The Ethics in Government Act, which sources say has resulted in the timing of Silbert's decision, would prohibit him for one year from involvement in any case - as a private attorney - which he would have to deal with the U.S. Attorney's Office here. It would further ban him for two years from direct dealings with the government in any cases currently pending in the prosecutor's office.

Silbert would also be permanently prohibited from representing a client in a case where he had "personal or substantial" involvement.

The new rules, effective July 1, pertain to both civil and criminal cases, Bernhardt Wruble, director of the Office of Government Ethics confirmed yesterday.

While Silbert's departure from the U.S. attorney's job has been rumored for months, associates said yesterday that Silbert has kept his exact plan a secret.

But sources said that at a conference of U.S. attorneys last week at the Washington Hotel, Silbert said he intended to leave the office before July 1, because of the Ethics in Government Act.

A Justice Department spokesman said yesterday that Silbert has not submitted his resignation, which would be directed to President Carter.

Silbert is paid $50,000 a year.

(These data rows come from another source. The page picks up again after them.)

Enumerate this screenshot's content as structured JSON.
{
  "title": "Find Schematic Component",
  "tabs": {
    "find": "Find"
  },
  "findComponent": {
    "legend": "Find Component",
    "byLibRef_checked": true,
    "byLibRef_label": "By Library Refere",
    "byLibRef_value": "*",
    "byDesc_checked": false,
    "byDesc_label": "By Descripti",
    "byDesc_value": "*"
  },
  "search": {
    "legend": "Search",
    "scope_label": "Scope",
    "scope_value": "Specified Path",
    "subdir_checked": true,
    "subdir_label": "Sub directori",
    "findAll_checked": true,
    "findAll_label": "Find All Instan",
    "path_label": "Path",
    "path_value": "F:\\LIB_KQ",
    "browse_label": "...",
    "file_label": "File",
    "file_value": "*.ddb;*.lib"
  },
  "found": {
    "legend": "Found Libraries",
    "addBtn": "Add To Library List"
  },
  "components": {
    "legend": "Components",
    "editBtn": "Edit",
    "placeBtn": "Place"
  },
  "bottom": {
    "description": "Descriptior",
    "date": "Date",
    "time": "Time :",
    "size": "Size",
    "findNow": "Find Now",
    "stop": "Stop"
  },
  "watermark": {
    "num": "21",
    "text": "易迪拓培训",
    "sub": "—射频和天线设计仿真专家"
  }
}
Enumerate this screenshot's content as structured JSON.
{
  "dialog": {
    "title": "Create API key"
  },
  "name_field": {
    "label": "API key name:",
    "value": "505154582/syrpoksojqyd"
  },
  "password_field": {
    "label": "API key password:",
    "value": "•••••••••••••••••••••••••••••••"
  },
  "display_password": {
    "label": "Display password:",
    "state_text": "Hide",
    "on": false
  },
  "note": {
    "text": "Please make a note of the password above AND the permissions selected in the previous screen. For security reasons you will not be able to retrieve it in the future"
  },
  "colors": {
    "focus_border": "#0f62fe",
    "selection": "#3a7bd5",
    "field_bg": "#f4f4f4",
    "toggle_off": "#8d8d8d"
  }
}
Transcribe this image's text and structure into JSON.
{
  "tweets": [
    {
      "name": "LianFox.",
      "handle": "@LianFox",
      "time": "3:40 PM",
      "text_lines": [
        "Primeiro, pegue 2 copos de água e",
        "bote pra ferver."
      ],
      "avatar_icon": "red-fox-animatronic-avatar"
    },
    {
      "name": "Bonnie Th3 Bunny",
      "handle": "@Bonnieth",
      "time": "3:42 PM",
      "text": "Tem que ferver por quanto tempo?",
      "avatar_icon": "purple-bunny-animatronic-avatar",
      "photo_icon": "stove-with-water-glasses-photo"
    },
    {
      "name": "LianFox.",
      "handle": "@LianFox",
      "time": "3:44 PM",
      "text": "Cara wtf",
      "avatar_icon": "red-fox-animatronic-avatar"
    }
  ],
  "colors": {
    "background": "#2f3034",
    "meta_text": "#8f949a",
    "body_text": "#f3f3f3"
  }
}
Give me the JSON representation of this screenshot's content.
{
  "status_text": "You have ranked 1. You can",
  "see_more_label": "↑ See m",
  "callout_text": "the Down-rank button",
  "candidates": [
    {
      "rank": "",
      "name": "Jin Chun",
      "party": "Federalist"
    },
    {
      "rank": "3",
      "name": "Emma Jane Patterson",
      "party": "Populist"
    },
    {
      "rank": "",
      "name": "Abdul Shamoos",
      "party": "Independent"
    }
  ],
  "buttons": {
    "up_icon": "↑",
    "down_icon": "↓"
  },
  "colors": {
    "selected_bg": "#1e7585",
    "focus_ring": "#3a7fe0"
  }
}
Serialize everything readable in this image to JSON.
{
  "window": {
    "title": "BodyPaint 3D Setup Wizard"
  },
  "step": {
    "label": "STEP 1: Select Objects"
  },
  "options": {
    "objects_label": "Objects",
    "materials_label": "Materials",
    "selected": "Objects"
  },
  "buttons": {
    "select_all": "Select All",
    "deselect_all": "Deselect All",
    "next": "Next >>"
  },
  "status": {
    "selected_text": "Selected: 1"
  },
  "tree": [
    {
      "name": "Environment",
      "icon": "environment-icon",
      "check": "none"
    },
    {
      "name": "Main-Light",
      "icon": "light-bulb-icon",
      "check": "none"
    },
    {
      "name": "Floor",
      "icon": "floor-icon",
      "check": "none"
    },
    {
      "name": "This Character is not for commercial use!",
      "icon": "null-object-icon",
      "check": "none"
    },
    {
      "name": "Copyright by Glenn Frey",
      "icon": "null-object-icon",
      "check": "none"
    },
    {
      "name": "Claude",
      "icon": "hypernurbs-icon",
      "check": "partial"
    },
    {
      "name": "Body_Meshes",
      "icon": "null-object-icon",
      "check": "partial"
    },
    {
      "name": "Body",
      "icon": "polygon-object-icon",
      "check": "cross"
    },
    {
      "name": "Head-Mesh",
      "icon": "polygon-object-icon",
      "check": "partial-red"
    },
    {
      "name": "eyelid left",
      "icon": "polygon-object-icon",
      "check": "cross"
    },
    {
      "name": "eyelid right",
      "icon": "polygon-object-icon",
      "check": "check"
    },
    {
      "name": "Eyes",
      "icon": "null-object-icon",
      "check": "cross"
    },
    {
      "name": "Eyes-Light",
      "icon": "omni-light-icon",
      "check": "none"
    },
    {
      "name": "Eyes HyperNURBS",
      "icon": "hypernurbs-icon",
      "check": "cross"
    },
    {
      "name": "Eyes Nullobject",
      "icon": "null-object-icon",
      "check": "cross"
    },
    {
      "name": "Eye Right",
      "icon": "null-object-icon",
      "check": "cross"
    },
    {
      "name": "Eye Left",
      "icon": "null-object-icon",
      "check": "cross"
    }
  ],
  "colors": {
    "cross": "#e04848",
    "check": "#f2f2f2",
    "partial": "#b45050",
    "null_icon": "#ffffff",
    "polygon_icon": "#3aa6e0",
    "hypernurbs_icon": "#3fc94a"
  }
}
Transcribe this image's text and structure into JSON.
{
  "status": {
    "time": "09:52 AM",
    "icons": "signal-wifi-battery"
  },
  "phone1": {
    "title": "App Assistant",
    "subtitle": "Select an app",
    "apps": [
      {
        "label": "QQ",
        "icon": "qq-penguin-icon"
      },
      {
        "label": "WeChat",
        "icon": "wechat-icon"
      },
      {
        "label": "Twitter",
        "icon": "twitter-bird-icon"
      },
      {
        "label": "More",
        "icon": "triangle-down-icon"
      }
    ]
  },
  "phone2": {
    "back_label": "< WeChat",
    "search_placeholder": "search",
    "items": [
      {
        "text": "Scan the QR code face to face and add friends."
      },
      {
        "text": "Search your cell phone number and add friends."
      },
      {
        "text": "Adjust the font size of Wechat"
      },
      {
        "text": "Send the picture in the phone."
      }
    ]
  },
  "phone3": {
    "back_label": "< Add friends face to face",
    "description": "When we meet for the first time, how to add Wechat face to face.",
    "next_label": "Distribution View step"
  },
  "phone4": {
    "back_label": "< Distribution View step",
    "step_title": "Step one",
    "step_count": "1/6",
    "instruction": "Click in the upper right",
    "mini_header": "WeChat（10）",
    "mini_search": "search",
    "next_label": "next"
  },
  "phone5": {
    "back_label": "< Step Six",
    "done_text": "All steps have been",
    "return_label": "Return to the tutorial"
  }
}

Sources said yesterday that Silbert has had discussions with the Washington law firm of Schwalb, Donnenfeld and Bray.

There were additional indications from various sources that Silbert has talked to the Washington law firms of Ginsberg, Feldman and Bress - the late David Bress once was a U.S. attorney - and to Dickstein, Shapiro and Morin. Several former assistant federal prosecutors who are close Silbert friends either work at the firms or were once employed by them.

It was unclear yesterday whether Silbert has reached a decision on his next job. Whether he has a new position lined up or not, if he serves his connection with the government before July 1, Silbert would not be subject to the new restrictions of the Ethics Act.

Silbert has remained on the job as U.S. attorney through the Carter adminstration - and gained praise from the law enforcement community - although the incumbent president could have made a new appointment.

In December 1977, legal and political sources confirmed that a low-key search for a black attorney from the District who would be willing to accept the nomination was unsuccessful. It appeared then that the attorneys contacted then had reached positions in their legal careers that they were not willing to trade for the prosector's job.

The expected search for a new U.S. attorney could be complicated by negotiations now under way between the District government and the Justice Department to combine the U.S. Attorney's office and the Office of the D.C. Corporation Counsel and create a new local prosecutor's office. The corporation counsel represents the city in civil matters and prosecutes violations of the city code such as housing regulations and health and santiation laws.

While those discussion are underway, numerous assistant federal prosecutors have grumbled that the new local prosecutor's office would not have the authority - and prestige - that comes with federal control. Silbert has vigorously opposed the change.

In the District, unlike any other city in the country, the U.S. attorney prosecutes almost all local criminal cases - from murder to simple assault - as well as federal crimes such as bribery and large-scale drug trafficking. CAPTION: Picture, EARL J. SILBERT . . . first Watergate prosecutor